When you create the trust, you will also have to assign someone to manage the trust. This individual is called the trustee. You may name any person over the age of 18, but it should be someone with a vested interest in the beneficiary. This can be a friend, a loved one, a professional fiduciary, a bank, or a similar position. The trustee will oversee allocating trust funds to the beneficiary for the duration of their lifetime.
The cost to create a special needs trust depends on the attorney and law firm that you use. In many circumstances, attorneys charge a percentage of the trust value as their fee. Other attorneys charge hourly for their services. Some attorneys ask for a flat fee for certain types of accounts. Every law firm has its own fee structure, and the average cost to create a special needs trust is between $2,000 and $3,000.
The rules surrounding special needs trusts are strict, so the stakes are high for the beneficiary; it is a worthy investment to contact a knowledgeable attorney when creating a special needs trust. Proceeding without help is a risk, as the beneficiary can lose their benefits and may face fees and penalties if you do not create the trust correctly. Hillary Goebel can help provide safe options.
Though there are many advantages to a special needs trust, there are a few disadvantages of which you should be aware.
The primary disadvantage is the fact that the beneficiary does not have control over the funds. Whenever the beneficiary needs money from the trust, they must make a request through their trustee. It is then up to the trustee to decide whether trust funds can be allocated to the requested expense. Sometimes, beneficiaries find this to be restrictive and frustrating.
Another disadvantage of some special needs trusts is that Medicaid requires the trust to pay them back after the beneficiary has passed away. In some circumstances, Medicaid takes any funds remaining in the trust after the beneficiary’s death.
Legally speaking, you do not need an attorney to help you create a special needs trust. However, many people who make their own special needs trusts find it challenging and make mistakes. Unfortunately, these mistakes can lead to the trust being invalidated, which puts the beneficiary in a vulnerable position. The trustor and the benefactor may be subject to fines or penalties for misreporting funds.
If you are thinking of creating a special needs trust for a loved one, it is important to hire an attorney to help you. Though you may believe that you are saving some money by creating it yourself, many people end up losing money in the long run.
Attorney Hillary Goebel has years of experience creating special needs trusts. She offers a wealth of knowledge and resources to her clients, giving them peace of mind knowing that their special needs trust has been properly created.
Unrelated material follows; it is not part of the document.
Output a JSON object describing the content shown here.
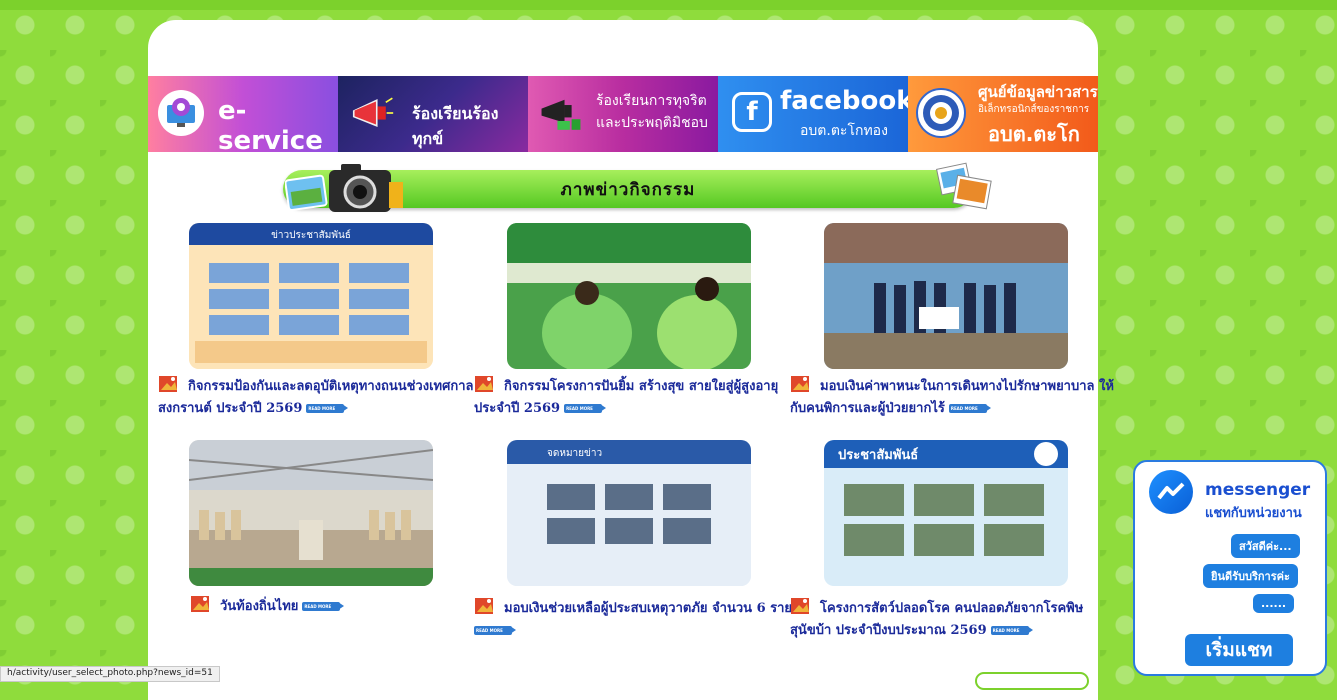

Do not leave your special needs loved one with an uncertain financial situation. Create a special needs trust and protect their future. You can begin by contacting Hillary Goebel today.